Gather, from the data below, each line in which the word "Employees" occurs.

________________________

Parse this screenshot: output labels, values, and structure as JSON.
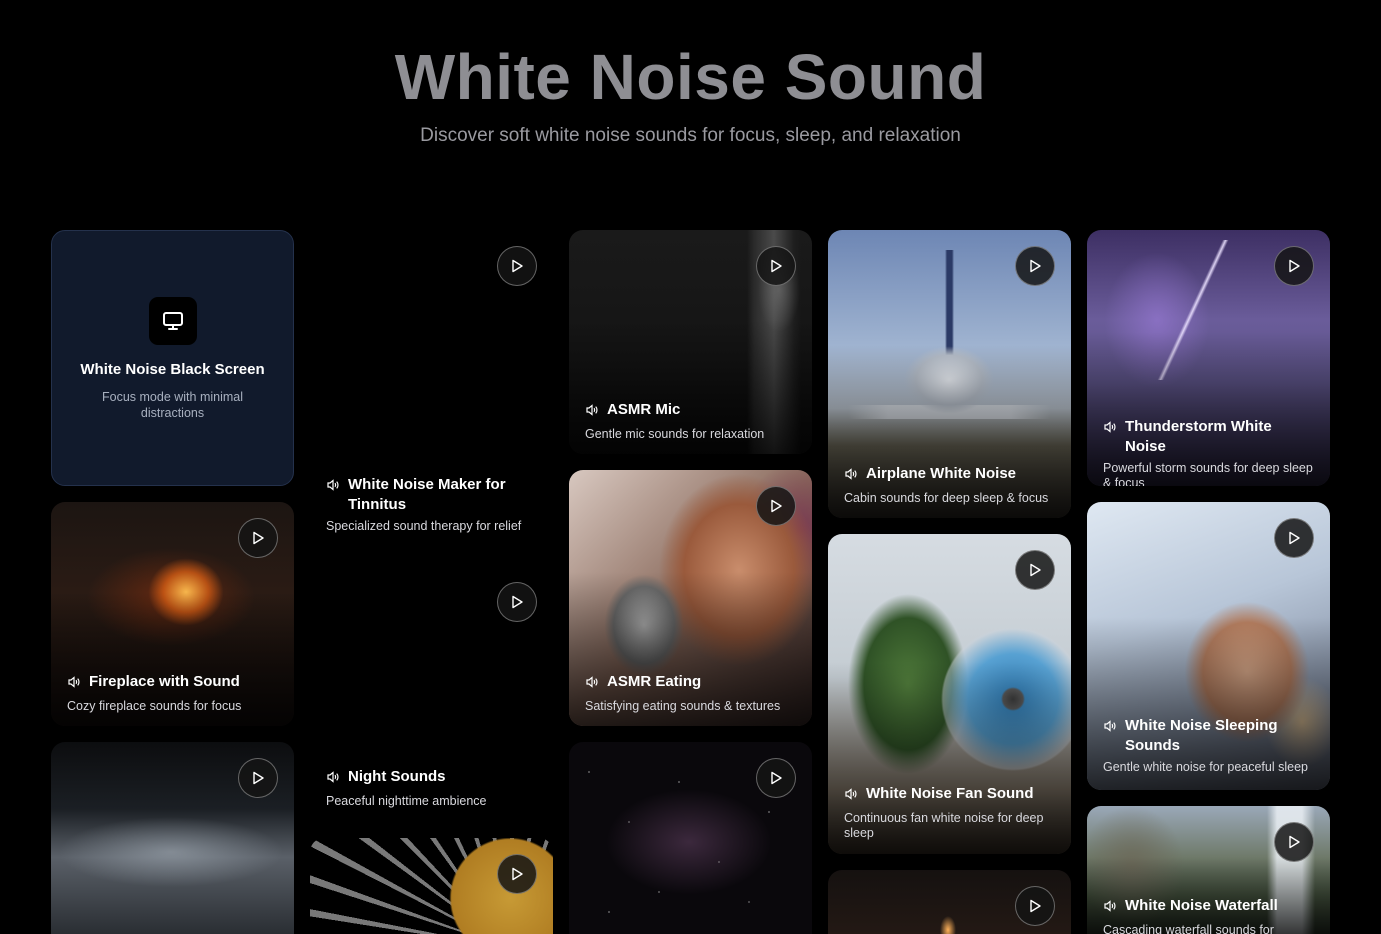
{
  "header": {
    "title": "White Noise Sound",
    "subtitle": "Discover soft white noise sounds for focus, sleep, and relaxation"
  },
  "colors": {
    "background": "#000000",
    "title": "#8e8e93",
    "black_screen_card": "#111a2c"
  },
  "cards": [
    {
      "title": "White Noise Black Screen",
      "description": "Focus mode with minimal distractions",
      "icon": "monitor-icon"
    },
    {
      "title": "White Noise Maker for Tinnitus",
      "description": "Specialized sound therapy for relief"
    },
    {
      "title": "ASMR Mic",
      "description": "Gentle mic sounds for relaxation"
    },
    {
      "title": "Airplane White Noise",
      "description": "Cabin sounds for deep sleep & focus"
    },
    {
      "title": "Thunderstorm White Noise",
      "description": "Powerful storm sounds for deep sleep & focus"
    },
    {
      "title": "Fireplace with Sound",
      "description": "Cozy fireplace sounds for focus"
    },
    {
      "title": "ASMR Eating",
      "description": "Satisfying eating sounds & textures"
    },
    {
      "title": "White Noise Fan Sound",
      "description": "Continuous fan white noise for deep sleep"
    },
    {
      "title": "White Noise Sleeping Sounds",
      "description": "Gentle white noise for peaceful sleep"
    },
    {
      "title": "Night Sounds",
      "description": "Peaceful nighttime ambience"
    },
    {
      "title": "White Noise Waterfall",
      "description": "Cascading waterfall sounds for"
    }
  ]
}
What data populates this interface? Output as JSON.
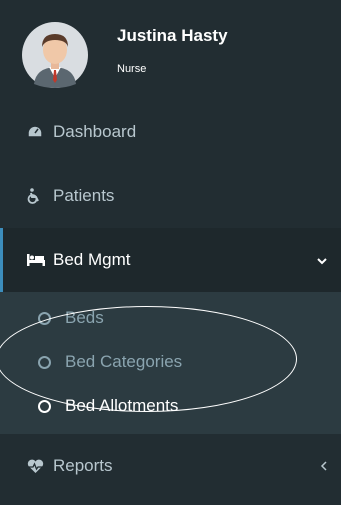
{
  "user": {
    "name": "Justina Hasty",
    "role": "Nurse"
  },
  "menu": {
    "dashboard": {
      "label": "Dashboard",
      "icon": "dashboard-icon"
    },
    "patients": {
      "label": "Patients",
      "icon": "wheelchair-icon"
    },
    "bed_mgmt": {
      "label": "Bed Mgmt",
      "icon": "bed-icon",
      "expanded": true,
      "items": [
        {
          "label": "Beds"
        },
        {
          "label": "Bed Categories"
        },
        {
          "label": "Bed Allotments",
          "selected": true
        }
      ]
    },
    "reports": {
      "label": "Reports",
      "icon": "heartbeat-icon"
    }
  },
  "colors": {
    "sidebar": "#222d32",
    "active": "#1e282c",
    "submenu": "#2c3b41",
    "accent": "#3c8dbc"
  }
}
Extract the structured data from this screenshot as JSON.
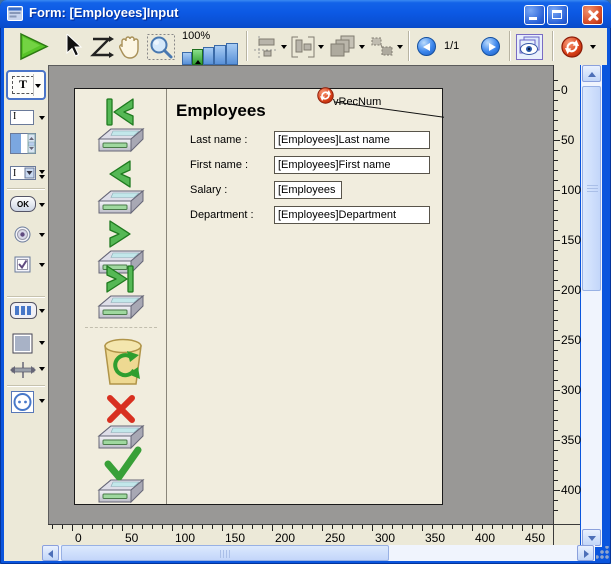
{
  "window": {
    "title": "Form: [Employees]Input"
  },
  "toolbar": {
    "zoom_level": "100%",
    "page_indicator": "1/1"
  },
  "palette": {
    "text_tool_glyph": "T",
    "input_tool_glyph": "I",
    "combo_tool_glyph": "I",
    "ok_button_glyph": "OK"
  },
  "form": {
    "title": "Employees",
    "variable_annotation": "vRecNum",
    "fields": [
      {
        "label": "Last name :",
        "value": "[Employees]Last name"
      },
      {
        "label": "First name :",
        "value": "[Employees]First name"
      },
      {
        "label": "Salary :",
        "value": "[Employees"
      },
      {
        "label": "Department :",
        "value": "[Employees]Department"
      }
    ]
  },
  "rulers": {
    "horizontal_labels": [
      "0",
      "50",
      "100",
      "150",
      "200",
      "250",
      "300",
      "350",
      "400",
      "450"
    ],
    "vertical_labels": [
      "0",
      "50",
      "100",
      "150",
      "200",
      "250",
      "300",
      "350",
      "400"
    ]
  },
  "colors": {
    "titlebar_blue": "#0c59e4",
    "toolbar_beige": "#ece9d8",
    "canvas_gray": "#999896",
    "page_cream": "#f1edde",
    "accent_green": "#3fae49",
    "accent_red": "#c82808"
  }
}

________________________

Written response -
    "title": "Form: [Employees]Input"
    "title": "Employees",
        "value": "[Employees]Last name"
        "value": "[Employees]First name"
        "value": "[Employees"
        "value": "[Employees]Department"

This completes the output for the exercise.